Exact copy, no pictures: return all the records as they stand.

- Interface dataset entries:
________________________________________
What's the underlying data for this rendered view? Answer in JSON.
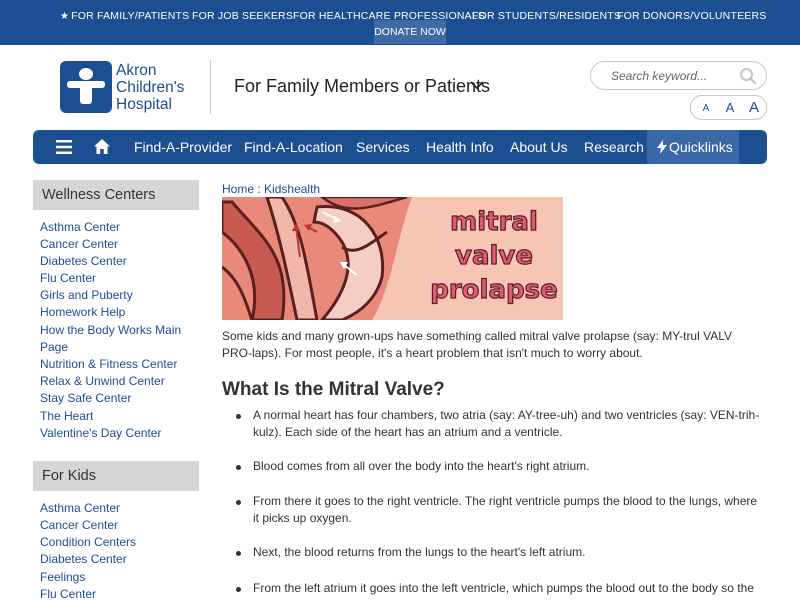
{
  "topbar": {
    "links": [
      "FOR FAMILY/PATIENTS",
      "FOR JOB SEEKERS",
      "FOR HEALTHCARE PROFESSIONALS",
      "FOR STUDENTS/RESIDENTS",
      "FOR DONORS/VOLUNTEERS"
    ],
    "donate": "DONATE NOW",
    "star_icon": "star-icon"
  },
  "header": {
    "logo_lines": [
      "Akron",
      "Children's",
      "Hospital"
    ],
    "audience": "For Family Members or Patients",
    "search_placeholder": "Search keyword...",
    "font_sizes": [
      "A",
      "A",
      "A"
    ]
  },
  "nav": {
    "items": [
      "Find-A-Provider",
      "Find-A-Location",
      "Services",
      "Health Info",
      "About Us",
      "Research"
    ],
    "quicklinks": "Quicklinks",
    "accent": "#1c4f91",
    "active": "#3a68a6"
  },
  "sidebar": {
    "wellness_title": "Wellness Centers",
    "wellness_items": [
      "Asthma Center",
      "Cancer Center",
      "Diabetes Center",
      "Flu Center",
      "Girls and Puberty",
      "Homework Help",
      "How the Body Works Main",
      "Page",
      "Nutrition & Fitness Center",
      "Relax & Unwind Center",
      "Stay Safe Center",
      "The Heart",
      "Valentine's Day Center"
    ],
    "kids_title": "For Kids",
    "kids_items": [
      "Asthma Center",
      "Cancer Center",
      "Condition Centers",
      "Diabetes Center",
      "Feelings",
      "Flu Center"
    ]
  },
  "content": {
    "breadcrumb_home": "Home",
    "breadcrumb_sep": ":",
    "breadcrumb_current": "Kidshealth",
    "hero_lines": [
      "mitral",
      "valve",
      "prolapse"
    ],
    "intro": "Some kids and many grown-ups have something called mitral valve prolapse (say: MY-trul VALV PRO-laps). For most people, it's a heart problem that isn't much to worry about.",
    "heading": "What Is the Mitral Valve?",
    "bullets": [
      "A normal heart has four chambers, two atria (say: AY-tree-uh) and two ventricles (say: VEN-trih-kulz). Each side of the heart has an atrium and a ventricle.",
      "Blood comes from all over the body into the heart's right atrium.",
      "From there it goes to the right ventricle. The right ventricle pumps the blood to the lungs, where it picks up oxygen.",
      "Next, the blood returns from the lungs to the heart's left atrium.",
      "From the left atrium it goes into the left ventricle, which pumps the blood out to the body so the"
    ]
  }
}
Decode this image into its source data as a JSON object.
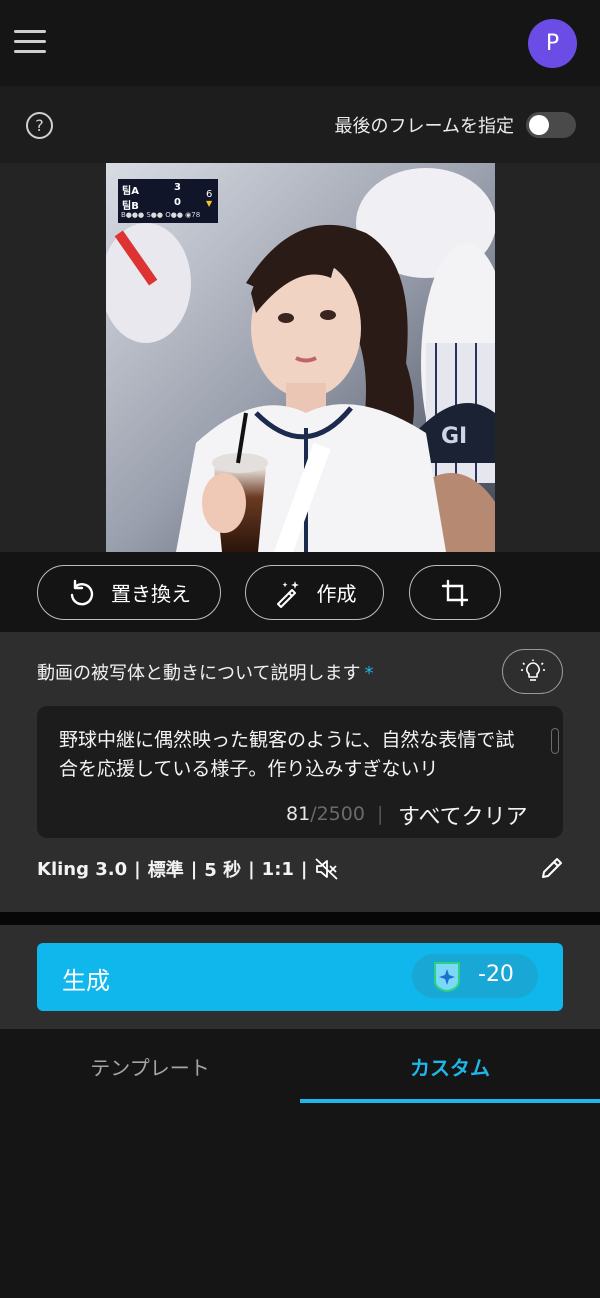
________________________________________
- EXPECTED ANSWER:
What's the underlying data for this rendered view? Answer in JSON.
{
  "topbar": {
    "links": [
      "FOR FAMILY/PATIENTS",
      "FOR JOB SEEKERS",
      "FOR HEALTHCARE PROFESSIONALS",
      "FOR STUDENTS/RESIDENTS",
      "FOR DONORS/VOLUNTEERS"
    ],
    "donate": "DONATE NOW",
    "star_icon": "star-icon"
  },
  "header": {
    "logo_lines": [
      "Akron",
      "Children's",
      "Hospital"
    ],
    "audience": "For Family Members or Patients",
    "search_placeholder": "Search keyword...",
    "font_sizes": [
      "A",
      "A",
      "A"
    ]
  },
  "nav": {
    "items": [
      "Find-A-Provider",
      "Find-A-Location",
      "Services",
      "Health Info",
      "About Us",
      "Research"
    ],
    "quicklinks": "Quicklinks",
    "accent": "#1c4f91",
    "active": "#3a68a6"
  },
  "sidebar": {
    "wellness_title": "Wellness Centers",
    "wellness_items": [
      "Asthma Center",
      "Cancer Center",
      "Diabetes Center",
      "Flu Center",
      "Girls and Puberty",
      "Homework Help",
      "How the Body Works Main",
      "Page",
      "Nutrition & Fitness Center",
      "Relax & Unwind Center",
      "Stay Safe Center",
      "The Heart",
      "Valentine's Day Center"
    ],
    "kids_title": "For Kids",
    "kids_items": [
      "Asthma Center",
      "Cancer Center",
      "Condition Centers",
      "Diabetes Center",
      "Feelings",
      "Flu Center"
    ]
  },
  "content": {
    "breadcrumb_home": "Home",
    "breadcrumb_sep": ":",
    "breadcrumb_current": "Kidshealth",
    "hero_lines": [
      "mitral",
      "valve",
      "prolapse"
    ],
    "intro": "Some kids and many grown-ups have something called mitral valve prolapse (say: MY-trul VALV PRO-laps). For most people, it's a heart problem that isn't much to worry about.",
    "heading": "What Is the Mitral Valve?",
    "bullets": [
      "A normal heart has four chambers, two atria (say: AY-tree-uh) and two ventricles (say: VEN-trih-kulz). Each side of the heart has an atrium and a ventricle.",
      "Blood comes from all over the body into the heart's right atrium.",
      "From there it goes to the right ventricle. The right ventricle pumps the blood to the lungs, where it picks up oxygen.",
      "Next, the blood returns from the lungs to the heart's left atrium.",
      "From the left atrium it goes into the left ventricle, which pumps the blood out to the body so the"
    ]
  }
}
Decode this image into its source data as a JSON object.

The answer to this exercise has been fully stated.